|Ute Indian petroglyphs – Just after the ranch house, be sure to take a detour off the main trail to see our favorite rock art. The petroglyphs are a hunting scene, with a lively bunch of bighorn sheep and people on horseback; the carving is dated from 1650 - 1850AD.
|Delicate Arch Viewpoints – Not ready to hike to Delicate Arch? Drive to the viewpoints down below in the valley. The Lower Viewpoint is right at the parking lot, or hike .5 mile to the Upper Viewpoint for a closer look. From both viewpoints Delicate Arch is visible, but it's far in the distance.
|Fiery Furnace – Fiery Furnace is a tangled maze of sandstone pinnacles. The name comes from the intense red colors of the rock formation at sunset. At the Fiery Furnace kids will have fun scrambling through narrow spaces in the rock and climbing on rock ledges, but you'll need to take a guided walk led by national park rangers (March to October). Purchases tickets at the Visitor Center or online.
|Devils Garden –
|Devils Garden is end of the road, and has a super picnic area in the shade (bring lunch).
|Landscape Arch – Landscape Arch is one of the longest natural arches in the world. Everyone in the family, even little kids, can walk to this extraordinary formation. At the start of the trail, walk between two immense red sandstone "fins," freestanding walls of rock. When you reach Landscape Arch, it's boggling – the arch spans the length of a football field, but is incredibly thin. The trail is 1.6 miles roundtrip, and largely level.
|Double O Arch – From Landscape Arch, older kids and teens will enjoy a hike to Double O Arch. This is a "primitive trail" with cairns marking the trail over slickrock, and the trail is an adventure in itself. In the first section of the trail, kids can scramble up the rocks. In another section, the trail goes right along the top of a fin, a narrow sandstone ridge, and there are no guard rails. Tip: This is not a hike for little kids or kids who don't like heights.
|Tips for enjoying Arches
|Water, water, water – It's very dry, and it’s easy to get dehydrated, especially in summer. Even on a short stroll, bring a small day pack with drinking water – you will drink more than you can possibly imagine.
|Footwear – Trails are either soft dirt or go over slickrock. Don't hike in flipflops or sandals, and wear closed toed shoes with a tread.
|Hats and sunscreen – There's not a lot of shade around, so you'll be in the sun all day. Wear hats and slather on the sunscreen.

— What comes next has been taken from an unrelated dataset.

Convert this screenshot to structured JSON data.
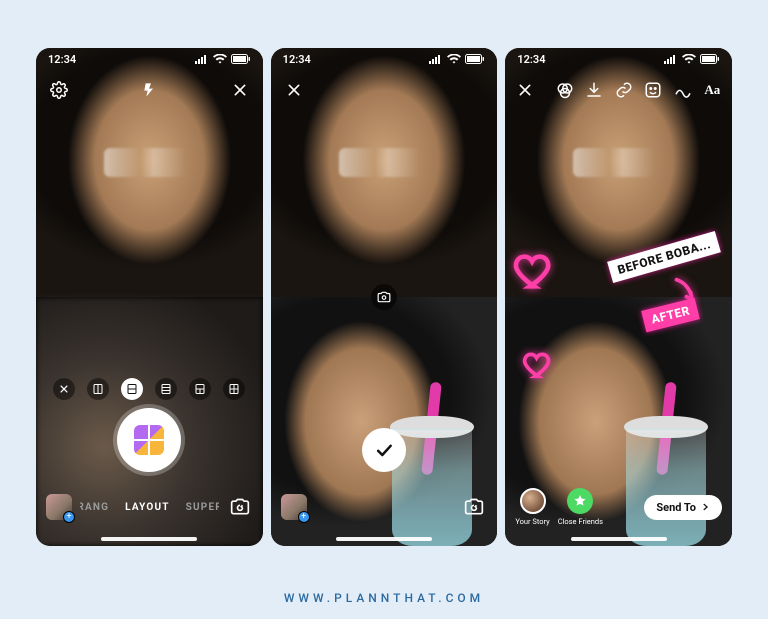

|Stay on the trail – You don't want to get lost, and you don't want to disturb the fragile desert ecology. Biological soil crusts ("cryptobiotic") are tiny living plants (algae, lichen, moss) that provide moisture and food for bigger plants, and help stop erosion. It might just look like dirt, but stepping on a crust can destroy it, and it takes years to grow back.

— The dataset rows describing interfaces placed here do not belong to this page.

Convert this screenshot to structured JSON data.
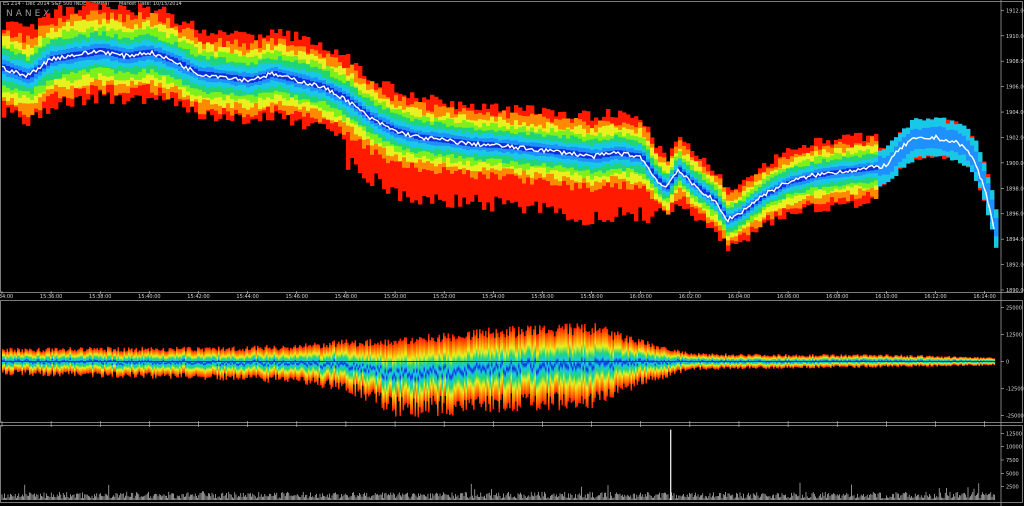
{
  "header": {
    "symbol": "ES Z14 - Dec 2014 S&P 500 INDEX (EMINI)",
    "market_date": "Market Date: 10/15/2014",
    "brand": "NANEX"
  },
  "colors": {
    "background": "#000000",
    "panel_border": "#9a9a9a",
    "price_line": "#ffffff",
    "depth_gradient": [
      "#0b2fd8",
      "#1e90ff",
      "#19c7e6",
      "#20d47a",
      "#7cf01c",
      "#e8f020",
      "#ff8a00",
      "#ff1a00"
    ]
  },
  "chart_data": [
    {
      "panel": "price",
      "type": "heatmap",
      "title": "",
      "xlabel": "",
      "ylabel": "",
      "x_ticks": [
        "15:34:00",
        "15:36:00",
        "15:38:00",
        "15:40:00",
        "15:42:00",
        "15:44:00",
        "15:46:00",
        "15:48:00",
        "15:50:00",
        "15:52:00",
        "15:54:00",
        "15:56:00",
        "15:58:00",
        "16:00:00",
        "16:02:00",
        "16:04:00",
        "16:06:00",
        "16:08:00",
        "16:10:00",
        "16:12:00",
        "16:14:00"
      ],
      "y_ticks": [
        1912.0,
        1910.0,
        1908.0,
        1906.0,
        1904.0,
        1902.0,
        1900.0,
        1898.0,
        1896.0,
        1894.0,
        1892.0,
        1890.0
      ],
      "ylim": [
        1890,
        1912.5
      ],
      "price_series": {
        "name": "",
        "x": [
          "15:34:00",
          "15:35:00",
          "15:36:00",
          "15:37:00",
          "15:38:00",
          "15:39:00",
          "15:40:00",
          "15:41:00",
          "15:42:00",
          "15:43:00",
          "15:44:00",
          "15:45:00",
          "15:46:00",
          "15:47:00",
          "15:48:00",
          "15:49:00",
          "15:50:00",
          "15:51:00",
          "15:52:00",
          "15:53:00",
          "15:54:00",
          "15:55:00",
          "15:56:00",
          "15:57:00",
          "15:58:00",
          "15:59:00",
          "16:00:00",
          "16:00:30",
          "16:01:00",
          "16:01:30",
          "16:02:00",
          "16:03:00",
          "16:03:30",
          "16:04:00",
          "16:05:00",
          "16:06:00",
          "16:07:00",
          "16:08:00",
          "16:09:00",
          "16:10:00",
          "16:10:30",
          "16:11:00",
          "16:12:00",
          "16:13:00",
          "16:13:30",
          "16:14:00",
          "16:14:30"
        ],
        "values": [
          1907.5,
          1906.8,
          1908.2,
          1908.5,
          1908.8,
          1908.4,
          1908.7,
          1908.0,
          1907.0,
          1906.8,
          1906.5,
          1907.0,
          1906.5,
          1906.0,
          1905.0,
          1903.5,
          1902.5,
          1902.0,
          1901.8,
          1901.5,
          1901.4,
          1901.2,
          1901.0,
          1900.8,
          1900.5,
          1900.8,
          1900.5,
          1899.0,
          1898.0,
          1899.5,
          1898.5,
          1897.0,
          1895.5,
          1896.0,
          1897.5,
          1898.5,
          1899.0,
          1899.3,
          1899.5,
          1899.8,
          1901.0,
          1901.8,
          1902.0,
          1901.5,
          1900.5,
          1898.0,
          1894.0
        ]
      },
      "band_spread": [
        3.5,
        3.5,
        3.6,
        3.6,
        3.6,
        3.5,
        3.5,
        3.4,
        3.4,
        3.3,
        3.3,
        3.3,
        3.3,
        3.2,
        3.2,
        3.1,
        3.1,
        3.0,
        3.0,
        3.0,
        3.0,
        3.0,
        3.0,
        3.1,
        3.1,
        3.1,
        3.0,
        2.4,
        2.4,
        2.5,
        2.5,
        2.4,
        2.3,
        2.3,
        2.4,
        2.5,
        2.6,
        2.6,
        2.6,
        2.7,
        2.8,
        2.9,
        2.9,
        2.9,
        2.8,
        2.8,
        2.8
      ]
    },
    {
      "panel": "imbalance",
      "type": "area",
      "title": "",
      "y_ticks": [
        25000,
        12500,
        0,
        -12500,
        -25000
      ],
      "ylim": [
        -27000,
        27000
      ],
      "x": [
        "15:34:00",
        "15:38:00",
        "15:42:00",
        "15:46:00",
        "15:48:00",
        "15:50:00",
        "15:52:00",
        "15:54:00",
        "15:56:00",
        "15:58:00",
        "16:00:00",
        "16:02:00",
        "16:06:00",
        "16:10:00",
        "16:14:00"
      ],
      "upper": [
        5500,
        6000,
        6000,
        7000,
        9000,
        9500,
        12000,
        14000,
        15000,
        16000,
        9000,
        3500,
        3000,
        3000,
        1800
      ],
      "lower": [
        -5500,
        -6500,
        -7500,
        -9000,
        -12500,
        -23000,
        -22000,
        -21000,
        -20000,
        -19000,
        -10000,
        -3500,
        -3000,
        -2500,
        -1800
      ]
    },
    {
      "panel": "volume",
      "type": "bar",
      "title": "",
      "y_ticks": [
        12500,
        10000,
        7500,
        5000,
        2500
      ],
      "ylim": [
        0,
        13500
      ],
      "spike": {
        "x": "16:00:00",
        "value": 13200
      },
      "baseline_typical": 900
    }
  ]
}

|Primitive trails – Some trails in the parks are marked as "primitive trails." This means the trail isn't a wide, well-defined path and is usually just marked with cairns. Hiking on a primitive trail, always hike together and don't lose sight of each other.
|Don't feed the wildlife – Mule deer can be inquisitive and squirrels are lunch mooches, but people food is bad for animals and you don't want to encourage them.
|Thunderstorms – Thunderstorms occur in late summer and early fall in this area. Don't go out hiking if a thunderstorm is brewing. If you are caught in a thunderstorm, park rangers recommend that you get to your car and stay there with the windows closed up until the storm passes.